Chicago: “Last citizen; Protest,” 1959-01-01, University of Maryland, American Archive of Public Broadcasting (GBH and the Library of Congress), Boston, MA and Washington, DC, accessed January 24, 2021, http://americanarchive.org/catalog/cpb-aacip-500-7940ws0h.
MLA: “Last citizen; Protest.” 1959-01-01. University of Maryland, American Archive of Public Broadcasting (GBH and the Library of Congress), Boston, MA and Washington, DC. Web. January 24, 2021. <http://americanarchive.org/catalog/cpb-aacip-500-7940ws0h>.

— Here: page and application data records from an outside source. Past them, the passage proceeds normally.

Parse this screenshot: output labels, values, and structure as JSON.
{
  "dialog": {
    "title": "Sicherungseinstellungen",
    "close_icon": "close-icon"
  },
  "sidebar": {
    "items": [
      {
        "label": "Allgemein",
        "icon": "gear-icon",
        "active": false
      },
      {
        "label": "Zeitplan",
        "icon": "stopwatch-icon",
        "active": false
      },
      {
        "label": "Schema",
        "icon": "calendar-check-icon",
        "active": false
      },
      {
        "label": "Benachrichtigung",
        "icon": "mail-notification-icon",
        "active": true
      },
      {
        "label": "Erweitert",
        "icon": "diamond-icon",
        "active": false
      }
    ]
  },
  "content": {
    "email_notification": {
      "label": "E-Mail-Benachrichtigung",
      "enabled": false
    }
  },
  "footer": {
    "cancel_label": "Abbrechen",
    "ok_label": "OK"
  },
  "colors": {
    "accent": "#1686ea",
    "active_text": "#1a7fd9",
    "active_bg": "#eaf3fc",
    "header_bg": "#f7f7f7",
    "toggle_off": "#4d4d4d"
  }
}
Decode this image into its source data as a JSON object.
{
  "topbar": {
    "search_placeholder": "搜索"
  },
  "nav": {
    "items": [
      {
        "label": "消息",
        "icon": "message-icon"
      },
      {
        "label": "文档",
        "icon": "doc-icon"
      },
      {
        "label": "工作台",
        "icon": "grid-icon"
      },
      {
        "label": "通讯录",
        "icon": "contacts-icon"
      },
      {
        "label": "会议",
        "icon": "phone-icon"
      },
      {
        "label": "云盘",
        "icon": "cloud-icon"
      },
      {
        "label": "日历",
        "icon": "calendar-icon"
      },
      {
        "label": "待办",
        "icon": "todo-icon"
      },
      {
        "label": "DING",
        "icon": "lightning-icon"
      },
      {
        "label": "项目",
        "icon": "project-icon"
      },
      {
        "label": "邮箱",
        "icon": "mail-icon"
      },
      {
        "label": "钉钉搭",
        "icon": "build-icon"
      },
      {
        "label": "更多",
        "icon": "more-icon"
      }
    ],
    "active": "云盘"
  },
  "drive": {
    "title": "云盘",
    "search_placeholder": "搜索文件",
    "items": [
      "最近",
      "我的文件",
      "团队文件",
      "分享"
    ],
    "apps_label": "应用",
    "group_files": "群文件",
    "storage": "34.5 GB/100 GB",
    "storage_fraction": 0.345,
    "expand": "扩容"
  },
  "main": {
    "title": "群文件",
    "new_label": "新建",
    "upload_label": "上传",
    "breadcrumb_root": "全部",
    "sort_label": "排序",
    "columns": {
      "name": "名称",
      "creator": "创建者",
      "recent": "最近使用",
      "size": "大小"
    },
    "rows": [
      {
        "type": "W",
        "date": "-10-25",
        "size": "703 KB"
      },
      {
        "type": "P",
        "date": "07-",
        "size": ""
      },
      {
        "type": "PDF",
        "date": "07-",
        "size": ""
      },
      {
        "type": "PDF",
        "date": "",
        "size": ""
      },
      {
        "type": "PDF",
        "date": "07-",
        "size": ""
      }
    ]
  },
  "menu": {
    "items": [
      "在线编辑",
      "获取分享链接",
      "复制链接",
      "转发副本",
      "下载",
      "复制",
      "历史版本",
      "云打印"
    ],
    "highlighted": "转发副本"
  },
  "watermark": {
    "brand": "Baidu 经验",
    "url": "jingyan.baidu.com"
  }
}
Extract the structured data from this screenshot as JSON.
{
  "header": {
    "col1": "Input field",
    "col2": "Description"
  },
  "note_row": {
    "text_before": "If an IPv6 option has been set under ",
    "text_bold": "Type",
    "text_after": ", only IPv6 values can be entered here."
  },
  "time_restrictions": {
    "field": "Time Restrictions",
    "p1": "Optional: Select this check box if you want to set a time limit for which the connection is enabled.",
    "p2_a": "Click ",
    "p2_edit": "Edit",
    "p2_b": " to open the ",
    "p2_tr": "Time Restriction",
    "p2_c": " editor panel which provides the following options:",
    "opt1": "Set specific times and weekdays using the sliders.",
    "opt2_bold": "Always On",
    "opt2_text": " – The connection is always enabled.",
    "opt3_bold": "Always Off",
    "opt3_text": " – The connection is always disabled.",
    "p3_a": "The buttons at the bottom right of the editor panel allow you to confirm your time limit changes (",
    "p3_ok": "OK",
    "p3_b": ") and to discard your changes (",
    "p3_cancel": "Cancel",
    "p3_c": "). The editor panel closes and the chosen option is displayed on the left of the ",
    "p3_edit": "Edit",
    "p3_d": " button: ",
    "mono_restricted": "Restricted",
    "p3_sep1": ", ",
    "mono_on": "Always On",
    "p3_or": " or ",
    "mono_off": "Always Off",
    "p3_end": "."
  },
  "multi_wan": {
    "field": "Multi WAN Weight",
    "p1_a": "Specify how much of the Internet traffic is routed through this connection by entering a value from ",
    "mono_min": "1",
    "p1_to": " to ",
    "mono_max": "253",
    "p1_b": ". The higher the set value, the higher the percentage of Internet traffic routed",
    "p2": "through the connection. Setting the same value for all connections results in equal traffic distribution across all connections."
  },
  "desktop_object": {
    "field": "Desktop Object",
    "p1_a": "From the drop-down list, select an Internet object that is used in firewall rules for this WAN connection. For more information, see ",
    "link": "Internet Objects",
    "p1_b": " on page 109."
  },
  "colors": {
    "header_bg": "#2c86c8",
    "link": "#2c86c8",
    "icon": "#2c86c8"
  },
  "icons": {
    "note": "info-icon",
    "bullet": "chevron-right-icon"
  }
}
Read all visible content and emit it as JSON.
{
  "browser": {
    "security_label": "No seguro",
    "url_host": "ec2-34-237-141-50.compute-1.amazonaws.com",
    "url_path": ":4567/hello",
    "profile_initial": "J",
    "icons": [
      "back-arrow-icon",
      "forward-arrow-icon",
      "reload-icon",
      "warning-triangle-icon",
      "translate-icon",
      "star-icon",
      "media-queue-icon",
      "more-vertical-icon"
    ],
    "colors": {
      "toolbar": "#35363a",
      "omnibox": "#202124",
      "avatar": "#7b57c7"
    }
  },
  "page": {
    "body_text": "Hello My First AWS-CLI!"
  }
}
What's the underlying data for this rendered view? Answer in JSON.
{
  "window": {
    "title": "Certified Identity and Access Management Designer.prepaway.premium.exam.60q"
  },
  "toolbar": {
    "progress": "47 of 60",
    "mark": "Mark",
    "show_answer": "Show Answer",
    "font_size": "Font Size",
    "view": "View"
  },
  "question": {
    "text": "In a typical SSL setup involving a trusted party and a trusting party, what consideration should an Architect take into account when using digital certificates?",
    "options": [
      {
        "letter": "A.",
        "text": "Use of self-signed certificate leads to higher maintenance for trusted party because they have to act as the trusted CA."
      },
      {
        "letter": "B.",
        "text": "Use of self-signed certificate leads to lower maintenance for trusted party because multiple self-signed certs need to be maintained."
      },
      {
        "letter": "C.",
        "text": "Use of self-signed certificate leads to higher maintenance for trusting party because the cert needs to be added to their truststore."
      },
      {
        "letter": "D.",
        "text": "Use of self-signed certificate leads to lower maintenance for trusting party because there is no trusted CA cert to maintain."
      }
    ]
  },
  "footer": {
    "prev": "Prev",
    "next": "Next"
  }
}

APA: Last citizen; Protest. Boston, MA: University of Maryland, American Archive of Public Broadcasting (GBH and the Library of Congress), Boston, MA and Washington, DC. Retrieved from http://americanarchive.org/catalog/cpb-aacip-500-7940ws0h